Citation: Petrusic I, Viana M, Dakovic M and Zidverc-Trajkovic J (2019) Application of the Migraine Aura Complexity Score (MACS): Clinical and Neuroimaging Study. Front. Neurol. 10:1112. doi: 10.3389/fneur.2019.01112
Received: 24 May 2019; Accepted: 04 October 2019;
Published: 18 October 2019.
Edited by:Roberta Messina, Vita-Salute San Raffaele University, Italy
Reviewed by:Marco Carotenuto, University of Campania Luigi Vanvitelli, Italy
Marcelo M. Valença, Federal University of Pernambuco, Brazil

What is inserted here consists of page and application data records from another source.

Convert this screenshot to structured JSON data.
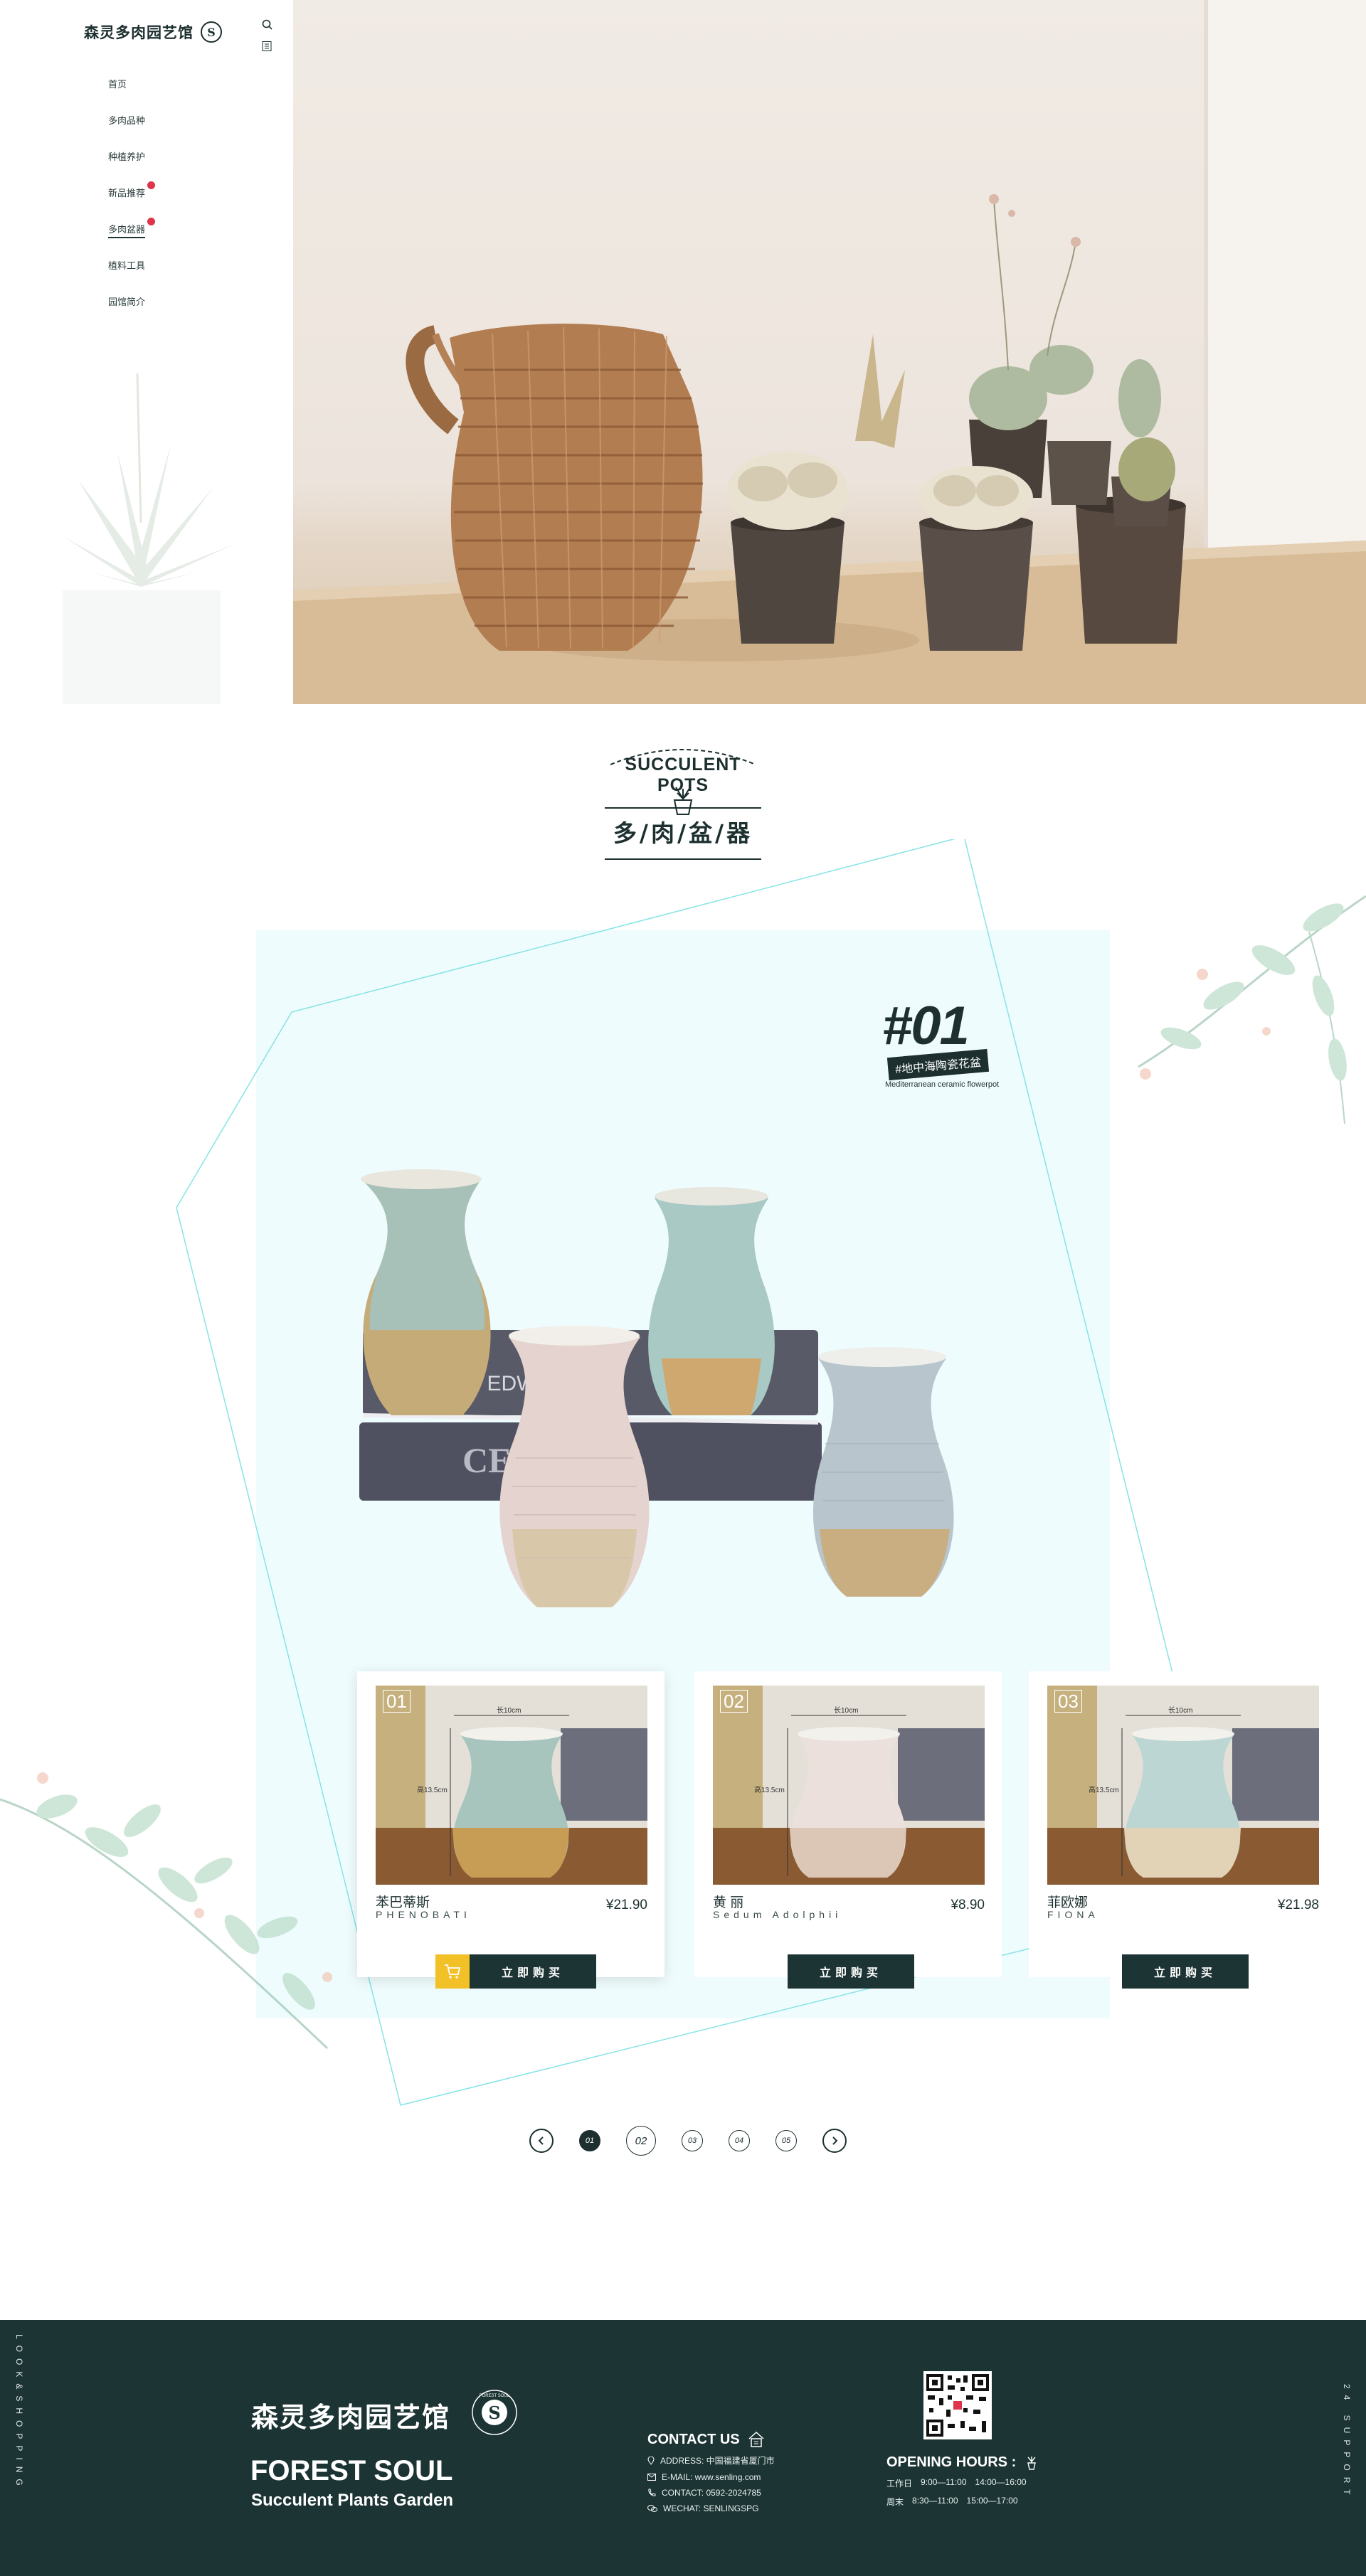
{
  "brand": {
    "name_cn": "森灵多肉园艺馆",
    "badge_letter": "S"
  },
  "nav": {
    "items": [
      {
        "label": "首页",
        "hot": false,
        "active": false
      },
      {
        "label": "多肉品种",
        "hot": false,
        "active": false
      },
      {
        "label": "种植养护",
        "hot": false,
        "active": false
      },
      {
        "label": "新品推荐",
        "hot": true,
        "active": false
      },
      {
        "label": "多肉盆器",
        "hot": true,
        "active": true
      },
      {
        "label": "植料工具",
        "hot": false,
        "active": false
      },
      {
        "label": "园馆简介",
        "hot": false,
        "active": false
      }
    ]
  },
  "section": {
    "title_en": "SUCCULENT POTS",
    "title_cn": "多/肉/盆/器"
  },
  "feature": {
    "number": "#01",
    "tag_cn": "#地中海陶瓷花盆",
    "tag_en": "Mediterranean ceramic flowerpot"
  },
  "products": [
    {
      "num": "01",
      "name": "苯巴蒂斯",
      "sub": "PHENOBATI",
      "price": "¥21.90",
      "buy_label": "立即购买",
      "dims_w": "长10cm",
      "dims_h": "高13.5cm",
      "glaze": "amber"
    },
    {
      "num": "02",
      "name": "黄 丽",
      "sub": "Sedum Adolphii",
      "price": "¥8.90",
      "buy_label": "立即购买",
      "dims_w": "长10cm",
      "dims_h": "高13.5cm",
      "glaze": "pink"
    },
    {
      "num": "03",
      "name": "菲欧娜",
      "sub": "FIONA",
      "price": "¥21.98",
      "buy_label": "立即购买",
      "dims_w": "长10cm",
      "dims_h": "高13.5cm",
      "glaze": "blue"
    }
  ],
  "pager": {
    "pages": [
      "01",
      "02",
      "03",
      "04",
      "05"
    ],
    "current": "01"
  },
  "footer": {
    "vertical_left": "LOOK&SHOPPING",
    "vertical_right": "24 SUPPORT",
    "brand_cn": "森灵多肉园艺馆",
    "seal_text": "FOREST SOUL",
    "brand_en": "FOREST SOUL",
    "brand_sub": "Succulent Plants Garden",
    "contact_title": "CONTACT US",
    "contact": {
      "address": "ADDRESS: 中国福建省厦门市",
      "email": "E-MAIL: www.senling.com",
      "phone": "CONTACT: 0592-2024785",
      "wechat": "WECHAT: SENLINGSPG"
    },
    "hours_title": "OPENING HOURS :",
    "hours": [
      {
        "label": "工作日",
        "am": "9:00—11:00",
        "pm": "14:00—16:00"
      },
      {
        "label": "周末",
        "am": "8:30—11:00",
        "pm": "15:00—17:00"
      }
    ]
  },
  "colors": {
    "dark": "#1c3434",
    "accent_yellow": "#f2c027",
    "hot_red": "#e0344a",
    "panel": "#effcfd",
    "frame": "#86e3e5"
  }
}
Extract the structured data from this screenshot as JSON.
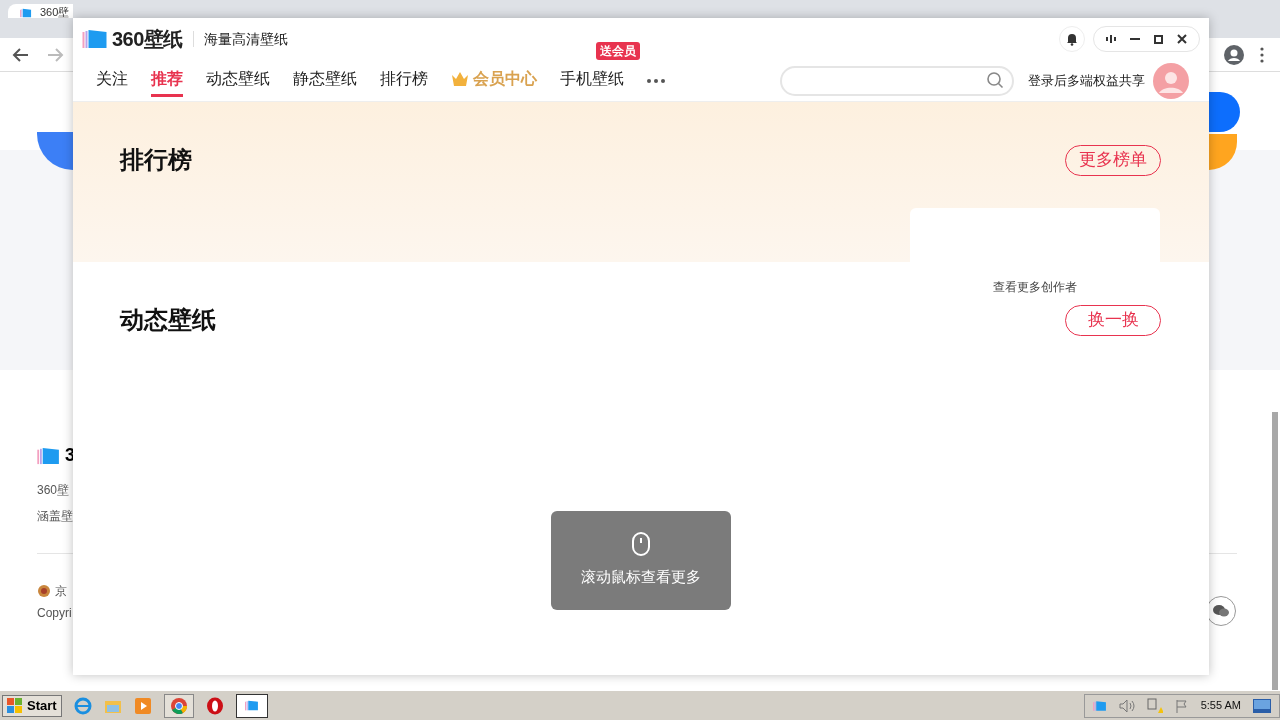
{
  "browser": {
    "tab": {
      "title": "360壁"
    }
  },
  "background_page": {
    "footer": {
      "logo_text": "3",
      "line_1": "360壁",
      "line_2": "涵盖壁",
      "license": "京",
      "copyright": "Copyri"
    }
  },
  "app": {
    "brand": "360壁纸",
    "slogan": "海量高清壁纸",
    "nav": [
      {
        "label": "关注",
        "selected": false,
        "kind": "plain"
      },
      {
        "label": "推荐",
        "selected": true,
        "kind": "plain"
      },
      {
        "label": "动态壁纸",
        "selected": false,
        "kind": "plain"
      },
      {
        "label": "静态壁纸",
        "selected": false,
        "kind": "plain"
      },
      {
        "label": "排行榜",
        "selected": false,
        "kind": "plain"
      },
      {
        "label": "会员中心",
        "selected": false,
        "kind": "vip"
      },
      {
        "label": "手机壁纸",
        "selected": false,
        "kind": "plain",
        "badge": "送会员"
      }
    ],
    "login_prompt": "登录后多端权益共享",
    "sections": [
      {
        "kind": "ranking",
        "title": "排行榜",
        "button": "更多榜单"
      },
      {
        "kind": "creators",
        "title": "动态壁纸",
        "note": "查看更多创作者",
        "button": "换一换"
      }
    ],
    "toast": {
      "text": "滚动鼠标查看更多"
    }
  },
  "taskbar": {
    "start": "Start",
    "clock": "5:55 AM"
  }
}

Copyright © 2019 Petrusic, Viana, Dakovic and Zidverc-Trajkovic. This is an open-access article distributed under the terms of the Creative Commons Attribution License (CC BY). The use, distribution or reproduction in other forums is permitted, provided the original author(s) and the copyright owner(s) are credited and that the original publication in this journal is cited, in accordance with accepted academic practice. No use, distribution or reproduction is permitted which does not comply with these terms.
*Correspondence: Igor Petrusic, firstname.lastname@example.org